Anyone who knows me knows I adamantly oppose government interference in the marketplace. I believe government should be restricted in both power and scope whenever possible.

However, I'm not nearly as dogmatic as I used to be where a national animal ID system is concerned. Yes, I understand the National Cattlemen's Beef Association (NCBA) position that ID should be voluntary, but NCBA also is keenly aware of the drivers in the marketplace, and what our customers are demanding regarding traceability. What they're demanding is simply 100%.

Can you trace an outbreak of foot-and-mouth disease if only 90% of livestock are in the system? Will consumers be satisfied knowing the farm of origin is documented on only 75% of U.S. calves? Will the global community be satisfied with age verification that covers just 33% of U.S. cows, or 25% of all cattle movements? And then only if the U.S. is given 6-8 weeks to conduct an investigation?

Of course not. That's why the government will demand it as an essential tool in protecting the U.S. cow herd and consumer safety. Our customers -- consumers, restaurants and grocery stores -- are demanding it, and it's quickly becoming a cost of participating in the global beef market.

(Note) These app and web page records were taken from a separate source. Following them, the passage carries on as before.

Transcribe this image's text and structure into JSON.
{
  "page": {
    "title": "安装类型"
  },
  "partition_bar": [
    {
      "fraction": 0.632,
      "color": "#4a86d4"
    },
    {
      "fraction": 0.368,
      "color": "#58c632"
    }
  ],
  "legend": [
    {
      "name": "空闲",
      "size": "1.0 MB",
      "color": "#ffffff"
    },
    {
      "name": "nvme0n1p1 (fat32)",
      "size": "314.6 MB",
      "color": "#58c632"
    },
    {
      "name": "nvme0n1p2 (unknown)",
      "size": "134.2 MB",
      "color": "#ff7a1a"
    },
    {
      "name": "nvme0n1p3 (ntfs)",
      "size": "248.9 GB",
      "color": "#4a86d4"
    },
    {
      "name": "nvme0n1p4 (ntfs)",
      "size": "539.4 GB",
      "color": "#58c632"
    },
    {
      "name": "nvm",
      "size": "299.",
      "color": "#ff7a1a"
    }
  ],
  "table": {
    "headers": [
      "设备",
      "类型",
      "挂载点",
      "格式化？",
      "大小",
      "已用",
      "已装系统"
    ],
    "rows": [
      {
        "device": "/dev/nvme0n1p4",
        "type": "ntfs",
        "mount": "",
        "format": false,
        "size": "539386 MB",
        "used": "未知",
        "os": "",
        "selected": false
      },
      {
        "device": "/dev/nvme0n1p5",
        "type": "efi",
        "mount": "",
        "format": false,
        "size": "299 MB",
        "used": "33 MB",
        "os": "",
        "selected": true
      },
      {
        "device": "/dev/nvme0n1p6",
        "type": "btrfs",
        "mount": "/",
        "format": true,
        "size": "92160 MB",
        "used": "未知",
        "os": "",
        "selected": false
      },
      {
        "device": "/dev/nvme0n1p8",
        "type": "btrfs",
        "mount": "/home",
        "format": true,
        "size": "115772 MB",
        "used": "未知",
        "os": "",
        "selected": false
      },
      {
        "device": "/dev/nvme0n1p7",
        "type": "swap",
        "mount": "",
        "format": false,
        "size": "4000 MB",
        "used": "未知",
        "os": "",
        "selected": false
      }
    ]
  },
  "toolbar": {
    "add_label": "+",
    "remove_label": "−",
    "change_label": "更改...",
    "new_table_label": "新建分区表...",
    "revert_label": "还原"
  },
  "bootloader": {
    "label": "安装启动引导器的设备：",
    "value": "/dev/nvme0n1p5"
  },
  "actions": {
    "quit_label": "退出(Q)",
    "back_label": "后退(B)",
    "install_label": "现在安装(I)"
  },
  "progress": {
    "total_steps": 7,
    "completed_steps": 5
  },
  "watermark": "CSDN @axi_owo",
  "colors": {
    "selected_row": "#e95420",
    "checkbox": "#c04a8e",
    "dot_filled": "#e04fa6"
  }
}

A voluntary program with 100% participation sounds to me strikingly like mandatory national ID. The real issues are if the system will be industry driven, and the data protected in private hands; and those hurdles have been cleared. USDA, recognizing it couldn't protect the data, and that private industry could do it more efficiently, more securely, and with the ability to add value creation along with it, has stepped aside.

If free enterprise works, consumers are demanding it, and our industry has the ability to do it, why are we spinning our wheels?

The most progressive cow-calf producers already have embraced national ID and, at the least, are source and age verifying their products. Breed associations, private companies and state cattlemen's groups all have producer-level programs, and the national entity has been created.

Why we seem to be stuck in quicksand is obvious -- we haven't had to move. USDA ( has set implementation target dates in 2008 and 2009 and, like a kid waiting until the last minute to do his chores, many in the industry are on hold, and at tremendous risk to themselves.

Thankfully, the invisible hand of the marketplace is already moving -- McDonald's is paying premiums, and Wal-Mart is making demands. And, with the impending reopening of the Japan market, we're likely to see premiums equaling those producers enjoyed last fall for source- and age-verified cattle.

USDA target dates for implementation may be two years off, but the economic incentive for cow-calf producers is clear -- they need to be compliant by the next time they market their calves.

The system will never be perfect, but it doesn't have to be. Canada has already concluded the investigation of its latest BSE case, which occurred weeks before the U.S. case in Alabama. Meanwhile, the U.S. investigation finally closed with the admission we couldn't trace the animal.

Put yourself in the position of Korea, Japan or even Wal-Mart, and tell me which product gives you more confidence? The time to move forward was yesterday. -- Troy Marshall